Sometimes during the course of an English major’s studies, he or she encounters literature that lingers for a lifetime. That has been the case for Albert Ascoli (BA, ’75, English), who first read Dante Alighieri’s “Divine Comedy” while an undergraduate at the University of Illinois.
To say the 14th century poem resonated in the College of LAS alumnus could be an understatement. Ascoli, the Gladyce Arata Terrill Distinguished Professor of Italian Studies at the University of California-Berkeley, was recently reelected to another three-year term as president of the Dante Society of America. His first term as president of the society ran from 2014 to 2017, and prior to that he held other elected positions with the organization, dating back to the 1990s.
The way that Dante captures his imagination, Ascoli said, is not something he can express in just a few words.
“More than any other author, this side of Shakespeare, that I know of, Dante captures the full range of human experience in his time and place, in ways that are morally and intellectually demanding and yet accessible and captivating to the young and the curious,” Ascoli said.

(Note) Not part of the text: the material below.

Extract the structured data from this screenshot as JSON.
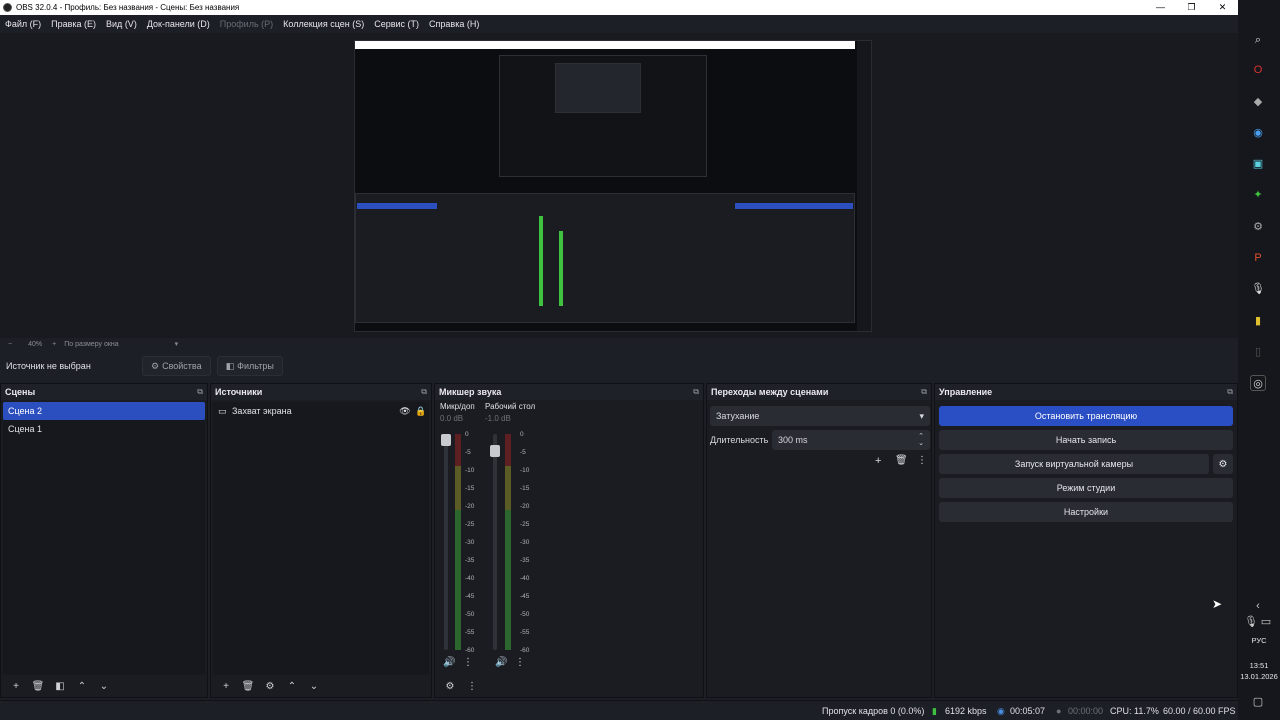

The Dante Society, founded in 1881 by Henry Wadsworth Longfellow, the famous poet and first American translator of the “Divine Comedy,” is devoted to promoting the study and appreciation of the Italian poet and his cultural legacy.
The society’s activities include regularly publishing the English-language journal “Dante Studies,” and holding essay contests for students who submit papers related to Dante. Ascoli said that he and the previous president, Nancy Vickers, undertook a series of reforms to bring the society “into the 21st Century,” through financial reforms, a new website, and several other organizational moves to make the society and the subject of Dante more accessible.
“In my own scholarship I have studied various aspects of the Italian (and European) Middle Ages and Renaissance,” Ascoli said, “but there is no doubt that Dante and his works have been my most enduring scholarly and educational passion. That passion, I hope it is clear, is not only expressed in my own scholarship and teaching, but also in doing what I can, as a member of the Dante Society and now its president, to encourage and assist others for whom Dante is, or can become, a part of their personal and social growth.”
Ascoli was born and raised in Champaign and Urbana, where his father was a professor of physics and his mother was a social worker. He began his college education at Grinnell College in Iowa, transferring to U of I in his last two years to complete his undergraduate education, majoring in English and minoring in French and Italian.
After spending a year on a granted study in Italy, he went to Cornell University in pursuit of doctoral degree in English. He soon transferred to Romance Studies where he finished a dissertation on Italian poet Ludovico Ariosto, which would later become his first book, “Ariosto’s Bitter Harmony.”
After graduating and being employed from 1982 to 1996 at Northwestern University as professor of Italian and of comparative literature, Ascoli moved to the University of California-Berkeley, where he works to this day. Ascoli has published multiple works regarding the Middle Ages and Renaissance, but his work most noteworthy to the Dante Society is his 2008 book with Cambridge University Press, “Dante and the Making of a Modern Author.”
Ascoli said that his experience in the College of LAS was quite formative in developing the passion for Dante that led to the position he currently holds.
“My studies with U. Milo Kaufmann and Michael Mullin in the English Department and Angelina Pietrangeli in Italian were especially important,” Ascoli said. “It is there that I first steeped myself in the study of the earlier periods and there that I first read and loved the ‘Divine Comedy.’”
Ascoli is also proud to say that a former student of his at Berkley, Eleonora Stoppino, now teaches Dante at the University of Illinois, as a professor in the Department of French & Italian.
Ascoli has lately been striving to expand the reach of the Dante Society. They recently published writings by high school students in a section of their website called “Dante Encounters,” and the society is making plans for a larger initiative called “Dante in the Schools.”
In 2016 the Dante Society established the Durling Prize (named for the late Robert Durling, a professor of Italian and English literature) that awards North American secondary educators $1,000 for excellence in the teaching of Dante’s life, time, and work. Ascoli said that he is particularly proud of establishing the prize.
“It has been my particular goal to expand the horizons of the society so that its activities are useful for and interesting to a larger public,” Ascoli said, “and in particular to create resources that will benefit students and teachers, not only at the university level but also in secondary schools.”